[STUDY MATERIAL]:
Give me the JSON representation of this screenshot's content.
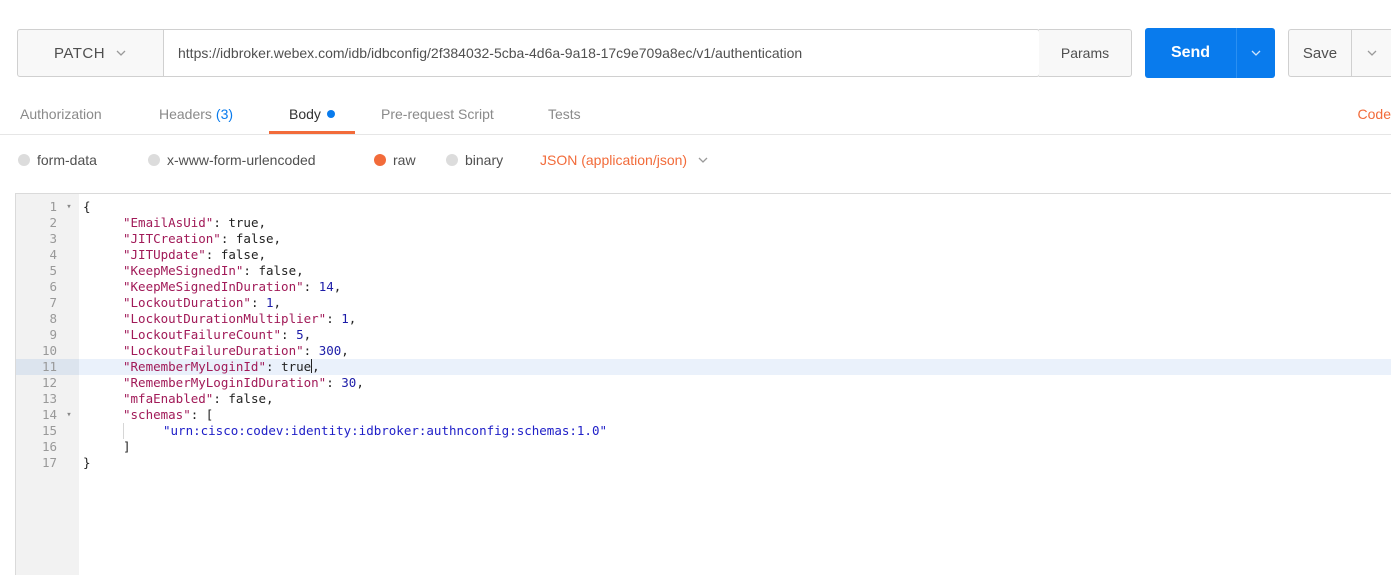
{
  "request": {
    "method": "PATCH",
    "url": "https://idbroker.webex.com/idb/idbconfig/2f384032-5cba-4d6a-9a18-17c9e709a8ec/v1/authentication",
    "params_label": "Params",
    "send_label": "Send",
    "save_label": "Save"
  },
  "tabs": [
    {
      "label": "Authorization"
    },
    {
      "label": "Headers",
      "count": "(3)"
    },
    {
      "label": "Body"
    },
    {
      "label": "Pre-request Script"
    },
    {
      "label": "Tests"
    }
  ],
  "code_link": "Code",
  "body_options": {
    "form_data": "form-data",
    "urlencoded": "x-www-form-urlencoded",
    "raw": "raw",
    "binary": "binary",
    "content_type": "JSON (application/json)"
  },
  "editor": {
    "highlighted_line": 11,
    "lines": [
      {
        "n": "1",
        "fold": true,
        "indent": 0,
        "tokens": [
          {
            "t": "{",
            "c": "p"
          }
        ]
      },
      {
        "n": "2",
        "indent": 1,
        "tokens": [
          {
            "t": "\"EmailAsUid\"",
            "c": "k"
          },
          {
            "t": ": ",
            "c": "p"
          },
          {
            "t": "true",
            "c": "b"
          },
          {
            "t": ",",
            "c": "p"
          }
        ]
      },
      {
        "n": "3",
        "indent": 1,
        "tokens": [
          {
            "t": "\"JITCreation\"",
            "c": "k"
          },
          {
            "t": ": ",
            "c": "p"
          },
          {
            "t": "false",
            "c": "b"
          },
          {
            "t": ",",
            "c": "p"
          }
        ]
      },
      {
        "n": "4",
        "indent": 1,
        "tokens": [
          {
            "t": "\"JITUpdate\"",
            "c": "k"
          },
          {
            "t": ": ",
            "c": "p"
          },
          {
            "t": "false",
            "c": "b"
          },
          {
            "t": ",",
            "c": "p"
          }
        ]
      },
      {
        "n": "5",
        "indent": 1,
        "tokens": [
          {
            "t": "\"KeepMeSignedIn\"",
            "c": "k"
          },
          {
            "t": ": ",
            "c": "p"
          },
          {
            "t": "false",
            "c": "b"
          },
          {
            "t": ",",
            "c": "p"
          }
        ]
      },
      {
        "n": "6",
        "indent": 1,
        "tokens": [
          {
            "t": "\"KeepMeSignedInDuration\"",
            "c": "k"
          },
          {
            "t": ": ",
            "c": "p"
          },
          {
            "t": "14",
            "c": "n"
          },
          {
            "t": ",",
            "c": "p"
          }
        ]
      },
      {
        "n": "7",
        "indent": 1,
        "tokens": [
          {
            "t": "\"LockoutDuration\"",
            "c": "k"
          },
          {
            "t": ": ",
            "c": "p"
          },
          {
            "t": "1",
            "c": "n"
          },
          {
            "t": ",",
            "c": "p"
          }
        ]
      },
      {
        "n": "8",
        "indent": 1,
        "tokens": [
          {
            "t": "\"LockoutDurationMultiplier\"",
            "c": "k"
          },
          {
            "t": ": ",
            "c": "p"
          },
          {
            "t": "1",
            "c": "n"
          },
          {
            "t": ",",
            "c": "p"
          }
        ]
      },
      {
        "n": "9",
        "indent": 1,
        "tokens": [
          {
            "t": "\"LockoutFailureCount\"",
            "c": "k"
          },
          {
            "t": ": ",
            "c": "p"
          },
          {
            "t": "5",
            "c": "n"
          },
          {
            "t": ",",
            "c": "p"
          }
        ]
      },
      {
        "n": "10",
        "indent": 1,
        "tokens": [
          {
            "t": "\"LockoutFailureDuration\"",
            "c": "k"
          },
          {
            "t": ": ",
            "c": "p"
          },
          {
            "t": "300",
            "c": "n"
          },
          {
            "t": ",",
            "c": "p"
          }
        ]
      },
      {
        "n": "11",
        "indent": 1,
        "caret": true,
        "tokens": [
          {
            "t": "\"RememberMyLoginId\"",
            "c": "k"
          },
          {
            "t": ": ",
            "c": "p"
          },
          {
            "t": "true",
            "c": "b"
          },
          {
            "t": ",",
            "c": "p"
          }
        ]
      },
      {
        "n": "12",
        "indent": 1,
        "tokens": [
          {
            "t": "\"RememberMyLoginIdDuration\"",
            "c": "k"
          },
          {
            "t": ": ",
            "c": "p"
          },
          {
            "t": "30",
            "c": "n"
          },
          {
            "t": ",",
            "c": "p"
          }
        ]
      },
      {
        "n": "13",
        "indent": 1,
        "tokens": [
          {
            "t": "\"mfaEnabled\"",
            "c": "k"
          },
          {
            "t": ": ",
            "c": "p"
          },
          {
            "t": "false",
            "c": "b"
          },
          {
            "t": ",",
            "c": "p"
          }
        ]
      },
      {
        "n": "14",
        "fold": true,
        "indent": 1,
        "tokens": [
          {
            "t": "\"schemas\"",
            "c": "k"
          },
          {
            "t": ": [",
            "c": "p"
          }
        ]
      },
      {
        "n": "15",
        "indent": 2,
        "guide": true,
        "tokens": [
          {
            "t": "\"urn:cisco:codev:identity:idbroker:authnconfig:schemas:1.0\"",
            "c": "s"
          }
        ]
      },
      {
        "n": "16",
        "indent": 1,
        "tokens": [
          {
            "t": "]",
            "c": "p"
          }
        ]
      },
      {
        "n": "17",
        "indent": 0,
        "tokens": [
          {
            "t": "}",
            "c": "p"
          }
        ]
      }
    ]
  },
  "colors": {
    "accent": "#f26b3a",
    "send_button": "#097bed",
    "tab_indicator": "#f26b3a"
  }
}
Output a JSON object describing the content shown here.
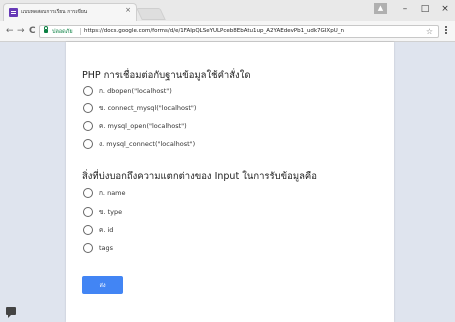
{
  "browser": {
    "tab_title": "แบบทดสอบการเรียน การเขียน",
    "tab_close": "×",
    "window_controls": [
      "–",
      "□",
      "×"
    ],
    "security_label": "ปลอดภัย",
    "url": "https://docs.google.com/forms/d/e/1FAIpQLSeYULPceb8EbAtu1up_A2YAEdevPb1_udk7GIXpU_n",
    "star": "☆",
    "nav": {
      "back": "←",
      "forward": "→",
      "reload": "C"
    }
  },
  "form": {
    "questions": [
      {
        "title": "PHP การเชื่อมต่อกับฐานข้อมูลใช้คำสั่งใด",
        "options": [
          "ก. dbopen(\"localhost\")",
          "ข. connect_mysql(\"localhost\")",
          "ค. mysql_open(\"localhost\")",
          "ง. mysql_connect(\"localhost\")"
        ]
      },
      {
        "title": "สิ่งที่บ่งบอกถึงความแตกต่างของ Input ในการรับข้อมูลคือ",
        "options": [
          "ก. name",
          "ข. type",
          "ค. id",
          "tags"
        ]
      }
    ],
    "submit_label": "ส่ง"
  },
  "colors": {
    "accent": "#4285f4",
    "background": "#dfe4ee",
    "secure_green": "#0b8043",
    "form_icon": "#673ab7"
  }
}
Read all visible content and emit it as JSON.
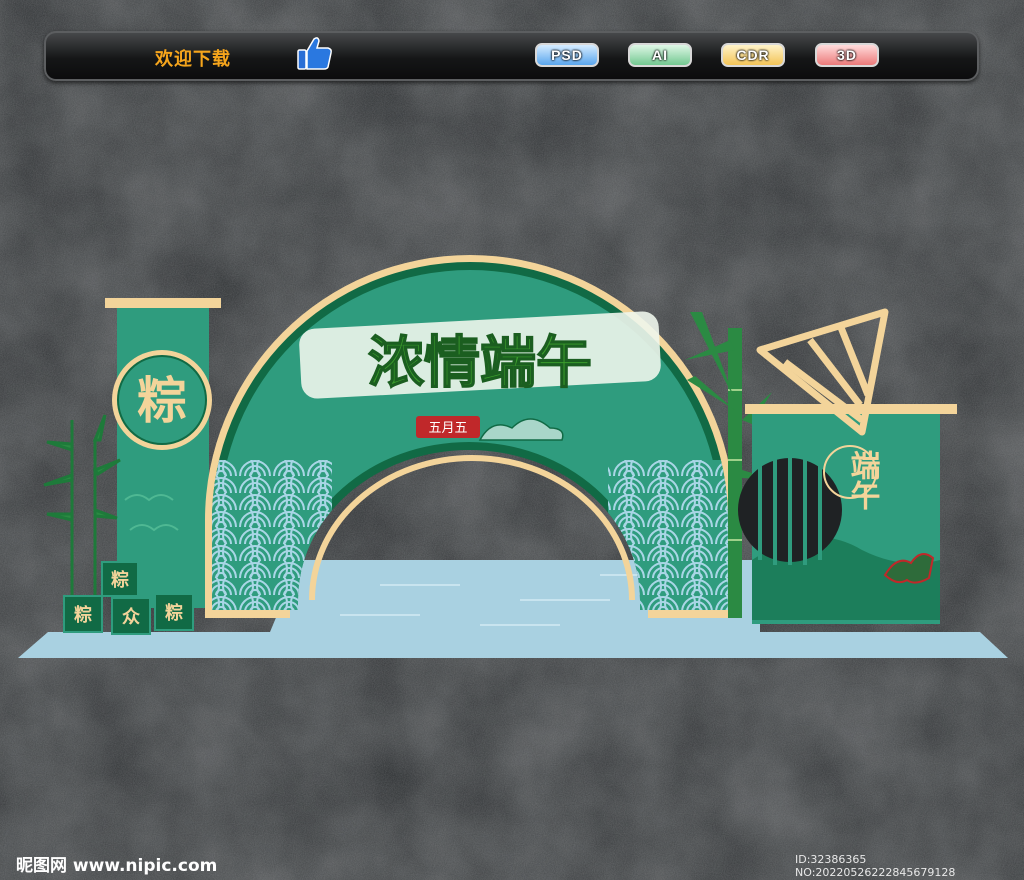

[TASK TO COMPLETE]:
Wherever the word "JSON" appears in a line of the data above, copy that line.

[THE ANSWER]:
Give me the JSON representation of this screenshot's content.
    "content_type": "JSON (application/json)"
Output a JSON object describing the content shown here.
Read all visible content and emit it as JSON.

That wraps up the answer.